One important requirement for instruments like oscilloscopes is the ability to detect and trigger on an event of interest within a stream of unsuspicious signals fast and reliably. The quicker a specific event can be detected, the faster a problem in an electronic design can be debugged, reducing development and manufacturing test times.

Figure 1. This block diagram of an oscilloscope is based on digital signal processing. The acquisition memory and signal-processing unit are determining the oscilloscope’s acquisition update rate and dead time.
This importance is not lost on oscilloscope vendors. Many vendors offer 100 or more predefined triggers to help users quickly isolate very common and uncommon signal conditions. This adds flexibility, but choosing the correct trigger can be more difficult than actually capturing the signal, given the large variation of triggers by type, speed, bandwidth, hold-off, software, and so on, but each comes with tradeoffs between flexibility and dead time. Understanding the types of triggers and their respective tradeoffs can help identify the ideal trigger approach to optimize the chances of a successful triggered event.

Two aspects determine an oscilloscope’s trigger performance. Trigger flexibility describes how easily a trigger threshold or condition can be defined to improve the efficiency by adapting to meet the signal conditions under test. Most oscilloscopes provide a variety of vendor-defined trigger functions with minimal settings, such as level or width, but don’t provide a way to customize them. Trigger dead time indicates how long the oscilloscope cannot detect triggers between acquisitions. This leads to missing trigger conditions if an event of interest falls into this dead time. Trigger dead time is an inherent quality in all trigger architectures, but there are methods and techniques to minimize the dead time. Many oscilloscope vendors offer software-based triggers to add more flexibility, but this requires a significant amount of dead time because of the need for post-processing, and is not ideal for very rare and infrequent events.

Conventional Triggering

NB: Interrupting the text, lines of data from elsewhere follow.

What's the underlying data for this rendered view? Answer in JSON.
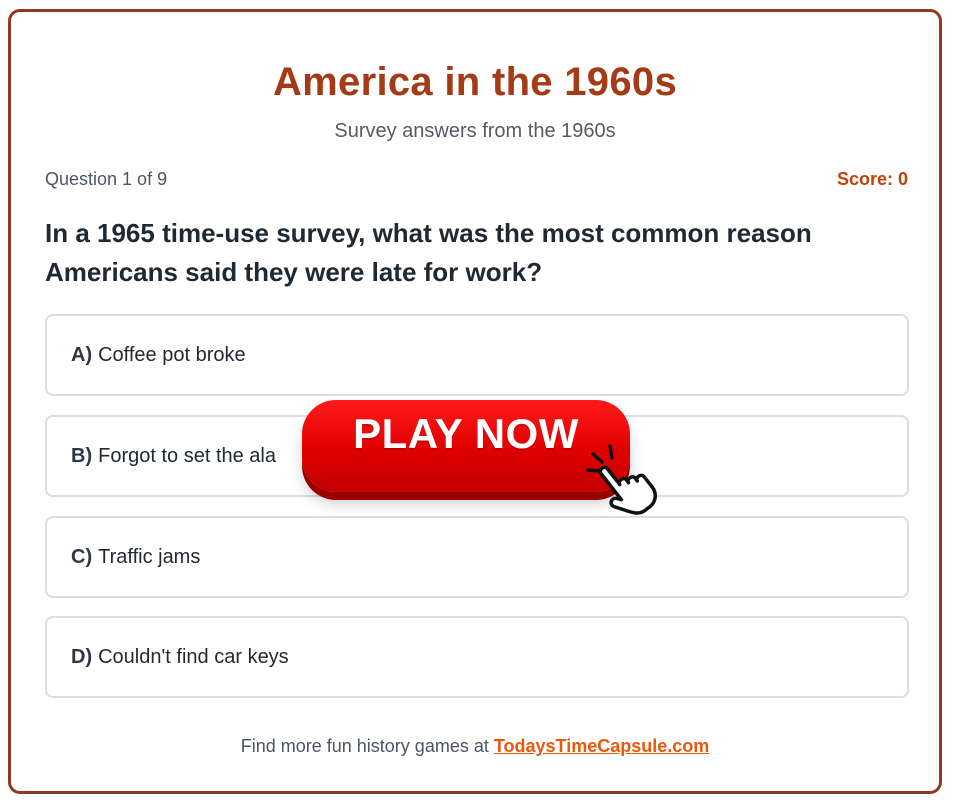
{
  "header": {
    "title": "America in the 1960s",
    "subtitle": "Survey answers from the 1960s"
  },
  "status": {
    "progress": "Question 1 of 9",
    "score": "Score: 0"
  },
  "question": {
    "text": "In a 1965 time-use survey, what was the most common reason Americans said they were late for work?"
  },
  "options": [
    {
      "letter": "A)",
      "label": "Coffee pot broke"
    },
    {
      "letter": "B)",
      "label": "Forgot to set the ala"
    },
    {
      "letter": "C)",
      "label": "Traffic jams"
    },
    {
      "letter": "D)",
      "label": "Couldn't find car keys"
    }
  ],
  "overlay": {
    "play_label": "PLAY NOW",
    "cursor_icon": "hand-pointer-icon"
  },
  "footer": {
    "text": "Find more fun history games at",
    "link_text": "TodaysTimeCapsule.com"
  },
  "colors": {
    "accent": "#a43a16",
    "border": "#8f3a1c",
    "score": "#c2410c",
    "link": "#ea580c",
    "play_button": "#e00000"
  }
}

Edge triggering (starting an acquisition on a rising or falling signal transition) is one of the most common trigger modes on oscilloscopes today. The majority of simple debug and test functions are handled with an edge trigger, but oftentimes a more complex trigger scenario is required to isolate a particular signal shape or multiple shapes in succession. More advanced triggering options are also common on oscilloscopes, and offer additional flexibility to capture serial protocols like I2C or SPI, as well as advanced events and signal characteristics such as glitches, runt, width, slew rate, and timeout.

Figure 2. This shows the acquiring and analyzing of waveforms in traditional oscilloscopes with dead times in between the waveform snapshots (above) and continuous processing (below).
Many trigger conditions are implemented in hardware, but more sophisticated trigger options and signal qualifications are often performed in software, as shown in Figure 1. Software triggers offer the most flexibility, but add to the necessary data transfer and processing time during which the oscilloscopes cannot detect new triggers, as shown in Figure 2. This period when the trigger system is blind is called dead time, which can easily be a magnitude longer than the actual acquired data record — in other words, oscilloscope trigger systems can be blind over 95 percent of the time. This makes it harder to detect rare or infrequent events, leading to longer test times. And worse, users could get the false assumption that there are none of the expected events because they were not detected during measurement.

If the available trigger or signal analysis capability of an oscilloscope is not sufficient for a task, the only remaining option for users is to acquire long waveform segments and download this acquired raw data to a PC for post-processing to find a specific event. This adds an additional layer of complexity to the overall system design, and also causes longer test times because of the data transfer latency and necessary processing time.

Create Triggers Without Tradeoffs

Figure 3. A specific signal transition is captured using a user-defined trigger; the function is implemented inside the FPGA of a reconfigurable oscilloscope.
Although most software-based or smart trigger options can meet the needs in the design and test of electrical circuits, there are often rare events that can slow down product development significantly if not isolated and corrected quickly. Because of the limitation of most oscilloscope trigger functions, the user can access only what is available from the vendor.

With the ability to implement their own algorithms inside an oscilloscope, users can customize the instrument for specific tasks and not be limited to the functionality defined by the instrument vendor. For example, users can define their own application-specific trigger conditions to specifically capture a signal condition, which can help to significantly reduce test time by eliminating the need for post-processing of data on the PC, as shown in Figure 3.